Google made its scalable fuzzing tool, called ClusterFuzz available as open source, yesterday. ClusterFuzz is used by Google for fuzzing the Chrome Browser, a technique that helps detect bugs in software by feeding unexpected inputs to a target program. For fuzzing to be effective, it should be continuous, done at scale, and integrated into the development process of a software project.
ClusterFuzz can run on clusters with over 25,000 machines and can effectively highlight security and stability issues in software. It serves as the fuzzing backend for OSS-Fuzz, a service that Google released back in 2016. ClusterFuzz was earlier offered as free service to open source projects through OSS-Fuzz but is now available for anyone to use.
ClusterFuzz comes with a variety of features that help integrate fuzzing into a software project’s development process. Here are some of the key features in ClusterFuzz:
- Helps with accurate deduplication of crashes.
- Comes with a fully automatic bug filing and closing for issue trackers.
- Includes statistics for analyzing fuzzer performance, and crash rates.
- Comprises easy-to-use web interface for management and viewing crashes.
ClusterFuzz has so far tracked more than 16,000 bugs in Chrome and over 11,000 bugs in more than 160 open source projects integrated with OSS-Fuzz. ClusterFuzz can detect bugs hours after they have been introduced and is capable of verifying the fix within a day.
“We developed ClusterFuzz over eight years to fit seamlessly into developer workflows, and to make it dead simple to find bugs and get them fixed.

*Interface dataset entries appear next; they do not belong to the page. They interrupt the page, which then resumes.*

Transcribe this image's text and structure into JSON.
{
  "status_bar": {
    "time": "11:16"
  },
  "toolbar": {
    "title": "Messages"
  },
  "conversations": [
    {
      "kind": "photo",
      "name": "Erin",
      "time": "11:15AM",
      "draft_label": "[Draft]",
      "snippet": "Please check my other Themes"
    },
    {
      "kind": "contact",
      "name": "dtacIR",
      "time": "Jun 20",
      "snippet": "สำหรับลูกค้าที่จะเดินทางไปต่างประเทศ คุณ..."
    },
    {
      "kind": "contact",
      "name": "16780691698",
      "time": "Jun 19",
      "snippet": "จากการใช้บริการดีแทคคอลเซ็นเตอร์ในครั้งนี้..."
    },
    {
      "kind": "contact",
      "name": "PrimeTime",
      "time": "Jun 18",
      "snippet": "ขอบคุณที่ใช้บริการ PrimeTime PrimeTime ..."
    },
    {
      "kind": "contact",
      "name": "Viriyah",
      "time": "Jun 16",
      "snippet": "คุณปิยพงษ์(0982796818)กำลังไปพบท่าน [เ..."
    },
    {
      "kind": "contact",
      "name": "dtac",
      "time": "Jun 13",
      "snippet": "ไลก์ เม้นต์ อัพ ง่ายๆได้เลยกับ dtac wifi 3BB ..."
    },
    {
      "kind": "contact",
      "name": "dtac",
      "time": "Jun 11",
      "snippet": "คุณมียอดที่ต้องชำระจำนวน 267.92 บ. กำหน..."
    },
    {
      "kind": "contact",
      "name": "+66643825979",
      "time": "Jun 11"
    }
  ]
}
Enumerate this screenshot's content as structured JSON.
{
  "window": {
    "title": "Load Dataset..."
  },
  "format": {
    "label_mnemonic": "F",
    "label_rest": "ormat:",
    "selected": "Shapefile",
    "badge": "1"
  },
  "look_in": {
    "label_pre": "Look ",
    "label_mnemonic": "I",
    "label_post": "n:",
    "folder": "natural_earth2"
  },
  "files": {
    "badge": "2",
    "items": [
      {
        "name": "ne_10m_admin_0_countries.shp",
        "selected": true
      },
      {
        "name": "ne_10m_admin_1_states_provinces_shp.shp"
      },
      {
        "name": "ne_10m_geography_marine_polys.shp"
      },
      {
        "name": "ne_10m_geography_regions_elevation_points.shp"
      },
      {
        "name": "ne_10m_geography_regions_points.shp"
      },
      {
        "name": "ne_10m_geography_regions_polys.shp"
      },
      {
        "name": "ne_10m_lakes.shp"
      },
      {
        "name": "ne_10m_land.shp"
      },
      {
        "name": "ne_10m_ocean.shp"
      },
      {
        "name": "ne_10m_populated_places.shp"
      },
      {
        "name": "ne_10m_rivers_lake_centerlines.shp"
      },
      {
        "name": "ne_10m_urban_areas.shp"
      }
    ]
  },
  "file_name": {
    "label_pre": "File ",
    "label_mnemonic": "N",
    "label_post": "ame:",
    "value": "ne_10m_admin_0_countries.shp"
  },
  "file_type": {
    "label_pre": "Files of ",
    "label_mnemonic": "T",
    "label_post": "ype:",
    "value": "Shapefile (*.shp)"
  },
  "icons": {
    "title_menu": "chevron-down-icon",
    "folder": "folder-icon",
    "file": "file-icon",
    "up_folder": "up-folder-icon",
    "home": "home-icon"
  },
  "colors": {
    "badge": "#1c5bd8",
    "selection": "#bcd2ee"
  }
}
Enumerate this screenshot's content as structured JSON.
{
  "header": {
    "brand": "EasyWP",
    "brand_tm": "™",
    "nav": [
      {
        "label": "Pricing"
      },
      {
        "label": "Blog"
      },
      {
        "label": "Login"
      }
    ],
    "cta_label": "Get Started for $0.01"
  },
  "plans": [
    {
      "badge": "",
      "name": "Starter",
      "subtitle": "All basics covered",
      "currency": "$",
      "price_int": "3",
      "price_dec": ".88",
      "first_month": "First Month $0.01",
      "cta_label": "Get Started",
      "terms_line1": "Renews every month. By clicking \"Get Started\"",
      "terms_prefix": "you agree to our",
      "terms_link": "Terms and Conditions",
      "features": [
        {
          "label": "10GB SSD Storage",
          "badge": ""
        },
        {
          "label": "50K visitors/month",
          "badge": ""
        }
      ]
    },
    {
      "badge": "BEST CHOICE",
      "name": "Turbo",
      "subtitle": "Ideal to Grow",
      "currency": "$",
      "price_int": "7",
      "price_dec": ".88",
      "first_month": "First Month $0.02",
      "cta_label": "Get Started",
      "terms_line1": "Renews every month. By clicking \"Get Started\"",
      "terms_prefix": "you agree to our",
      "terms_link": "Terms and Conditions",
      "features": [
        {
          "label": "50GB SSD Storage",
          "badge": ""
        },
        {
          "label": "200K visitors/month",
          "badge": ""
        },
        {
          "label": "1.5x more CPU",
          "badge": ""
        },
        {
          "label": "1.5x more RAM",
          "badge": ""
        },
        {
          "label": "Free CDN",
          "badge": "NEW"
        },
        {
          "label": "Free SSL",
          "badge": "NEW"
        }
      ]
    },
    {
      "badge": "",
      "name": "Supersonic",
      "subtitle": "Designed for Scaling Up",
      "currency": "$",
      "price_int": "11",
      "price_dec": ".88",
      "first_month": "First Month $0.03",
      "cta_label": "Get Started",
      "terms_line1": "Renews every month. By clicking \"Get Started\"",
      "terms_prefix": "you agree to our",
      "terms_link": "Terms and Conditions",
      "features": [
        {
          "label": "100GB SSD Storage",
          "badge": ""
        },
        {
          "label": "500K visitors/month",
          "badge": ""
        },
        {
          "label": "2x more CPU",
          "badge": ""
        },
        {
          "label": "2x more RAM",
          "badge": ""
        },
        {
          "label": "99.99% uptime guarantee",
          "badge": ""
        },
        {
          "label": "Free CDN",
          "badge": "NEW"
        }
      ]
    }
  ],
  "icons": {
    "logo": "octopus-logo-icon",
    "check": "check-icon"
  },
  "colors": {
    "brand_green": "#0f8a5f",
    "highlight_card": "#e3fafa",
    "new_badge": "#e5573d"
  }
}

Through open sourcing ClusterFuzz, we hope to encourage all software developers to integrate fuzzing into their workflows.”, states the ClusterFuzz team members.
For more information, check out the ClusterFuzz’s official GitHub repository.